US Retail Sales Show Strength
The key US Retail Sales data for the month of March has just been released by the US Census Bureau. Consumer purchases have grown by 1.1% on the month of February, this compares to an increase of 0.3% the previous month and a market consensus estimate of 0.8%. Stripping out the large automobile component from this data produces a monthly growth in Retail Sales of 0.7% compared to February’s 0.3%, economists estimates were for a 0.5% increase this month.
Strong growth, as again evidenced by the continued expansion in Retail Sales, was the back drop to the International Monetary Fund (IMF) conference held in Washington over the weekend. The US, along with Britain and Canada, was hailed as a star performer of this fledgling economic recovery. Economists and commentators from around the globe have been reiterating that most developed economies can expect 2.5% to 3.5% growth over the course of 2014 and again in 2015. It was however widely agreed at the conference that unless steps are taken these growth rates will not permeate to all sectors of their various economies. To the agreement of many, former US Treasury Secretary, Larry Summers, used the phrase “secular stagnation” to describe the asymmetrical nature of the current economic recovery, he was referring of course to the US economy but in the current environment he could have been describing the status of any one of the developed nations.
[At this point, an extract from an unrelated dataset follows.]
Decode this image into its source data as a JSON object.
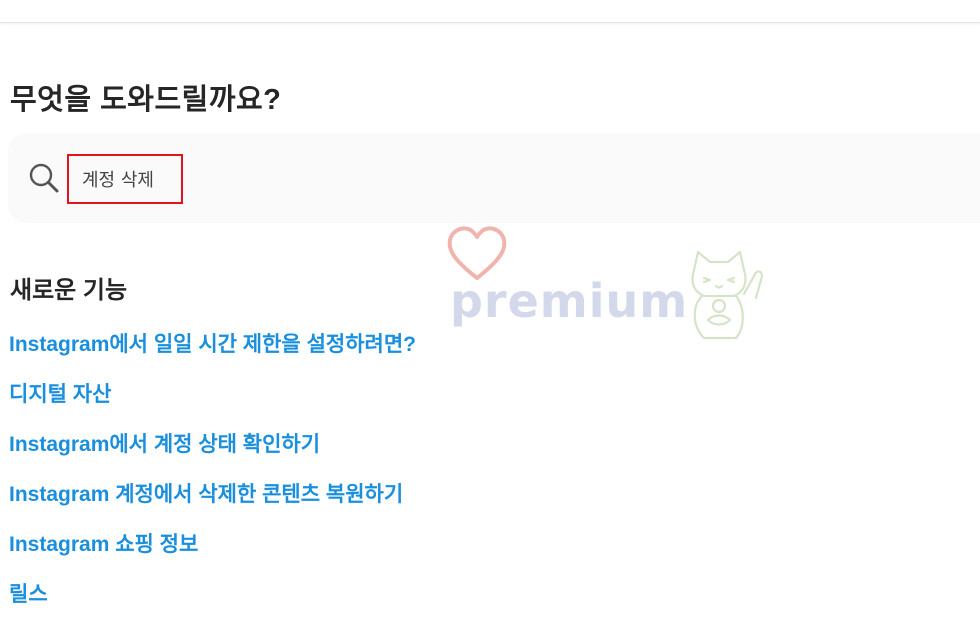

This however proved to be the limit of agreement among the various participants at the economic conference. IMF chief, Christine Lagarde, for example believes that the solution to balancing out growth is to further stimulate the supply side of the relevant economies, to achieve this she stated would take a large increase in government investments in infrastructural and other capital projects. This was at odds with the British Chancellor, George Osbourne, who was promoting the austerity status quo as a means to recovery. Detrimental to the IMF chief’s message is that under the guidance of Osborne Britain has become the fastest growing developed economy in the world. It is however worth noting that despite it’s outward success, Britain’s recovery is one of the most unbalanced of all developed nations.
Sorry. No data so far.